THE DATA -
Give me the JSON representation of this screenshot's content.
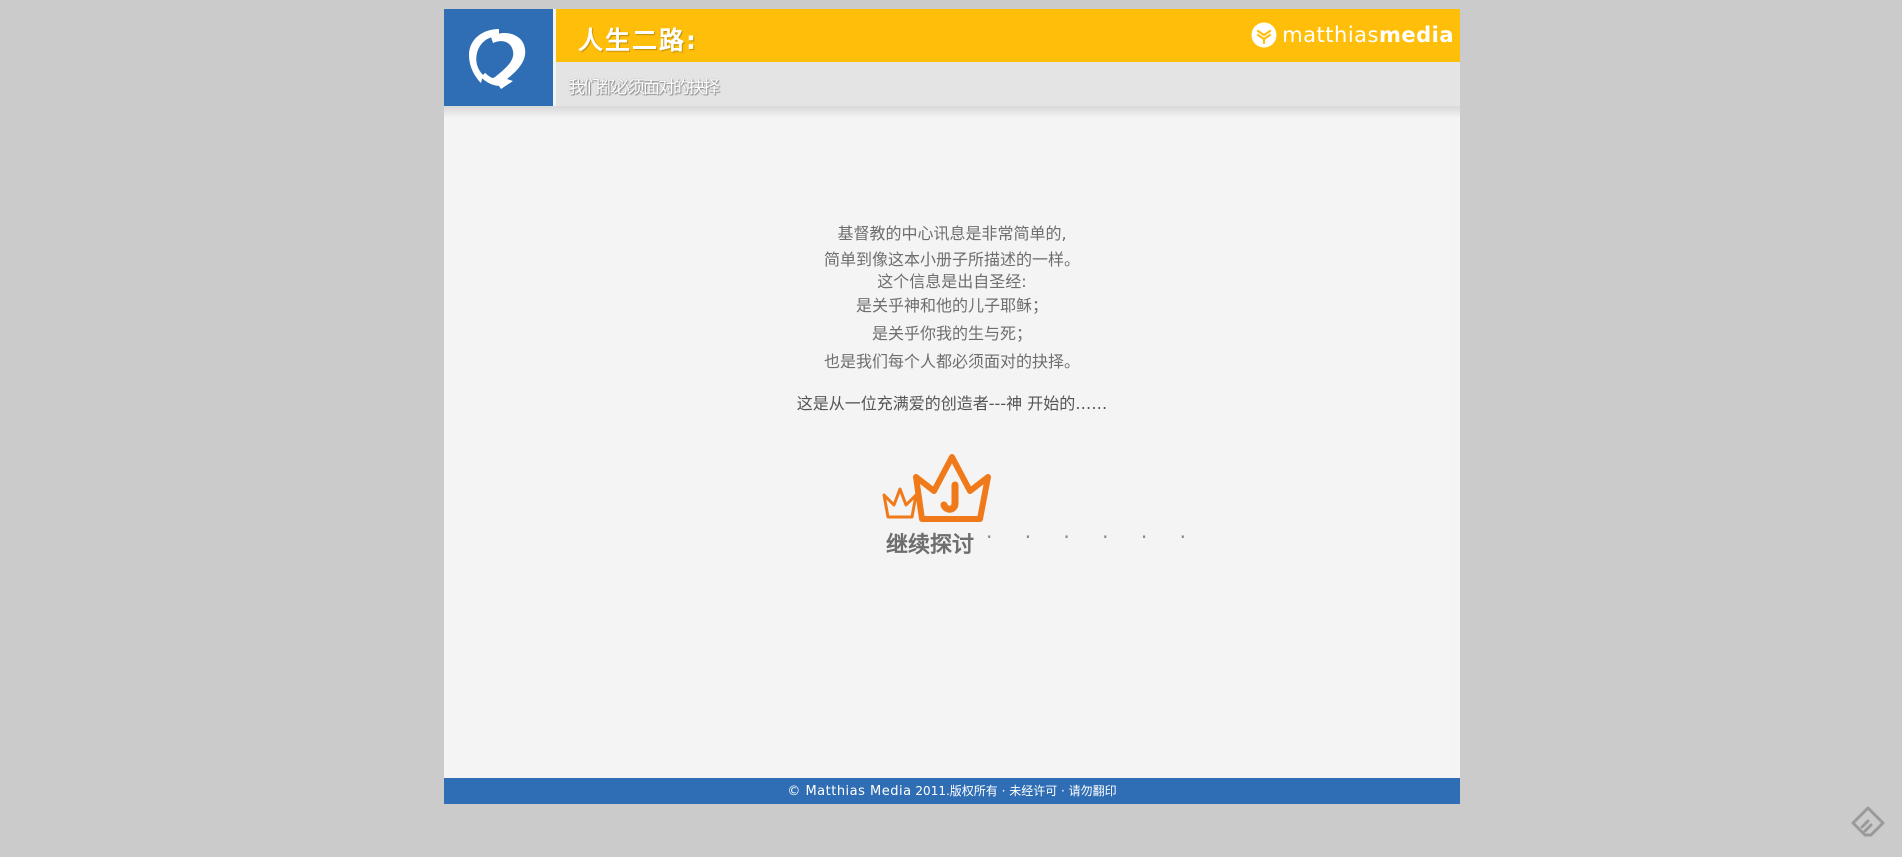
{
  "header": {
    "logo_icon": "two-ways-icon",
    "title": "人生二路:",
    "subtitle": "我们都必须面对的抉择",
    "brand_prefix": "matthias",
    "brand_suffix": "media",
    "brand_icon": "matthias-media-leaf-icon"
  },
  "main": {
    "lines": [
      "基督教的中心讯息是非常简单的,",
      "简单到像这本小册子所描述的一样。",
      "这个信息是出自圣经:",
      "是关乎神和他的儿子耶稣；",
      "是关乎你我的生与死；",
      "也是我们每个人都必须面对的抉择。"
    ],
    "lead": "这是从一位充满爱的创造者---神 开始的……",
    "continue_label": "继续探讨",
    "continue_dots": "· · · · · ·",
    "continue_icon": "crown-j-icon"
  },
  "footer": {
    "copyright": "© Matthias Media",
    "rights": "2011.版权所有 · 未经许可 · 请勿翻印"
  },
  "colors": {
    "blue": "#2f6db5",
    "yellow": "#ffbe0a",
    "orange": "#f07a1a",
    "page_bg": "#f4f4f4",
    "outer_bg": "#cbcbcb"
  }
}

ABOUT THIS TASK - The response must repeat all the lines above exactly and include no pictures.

ANSWER TO THIS PROBLEM -
Give me the JSON representation of this screenshot's content.
{
  "header": {
    "logo_icon": "two-ways-icon",
    "title": "人生二路:",
    "subtitle": "我们都必须面对的抉择",
    "brand_prefix": "matthias",
    "brand_suffix": "media",
    "brand_icon": "matthias-media-leaf-icon"
  },
  "main": {
    "lines": [
      "基督教的中心讯息是非常简单的,",
      "简单到像这本小册子所描述的一样。",
      "这个信息是出自圣经:",
      "是关乎神和他的儿子耶稣；",
      "是关乎你我的生与死；",
      "也是我们每个人都必须面对的抉择。"
    ],
    "lead": "这是从一位充满爱的创造者---神 开始的……",
    "continue_label": "继续探讨",
    "continue_dots": "· · · · · ·",
    "continue_icon": "crown-j-icon"
  },
  "footer": {
    "copyright": "© Matthias Media",
    "rights": "2011.版权所有 · 未经许可 · 请勿翻印"
  },
  "colors": {
    "blue": "#2f6db5",
    "yellow": "#ffbe0a",
    "orange": "#f07a1a",
    "page_bg": "#f4f4f4",
    "outer_bg": "#cbcbcb"
  }
}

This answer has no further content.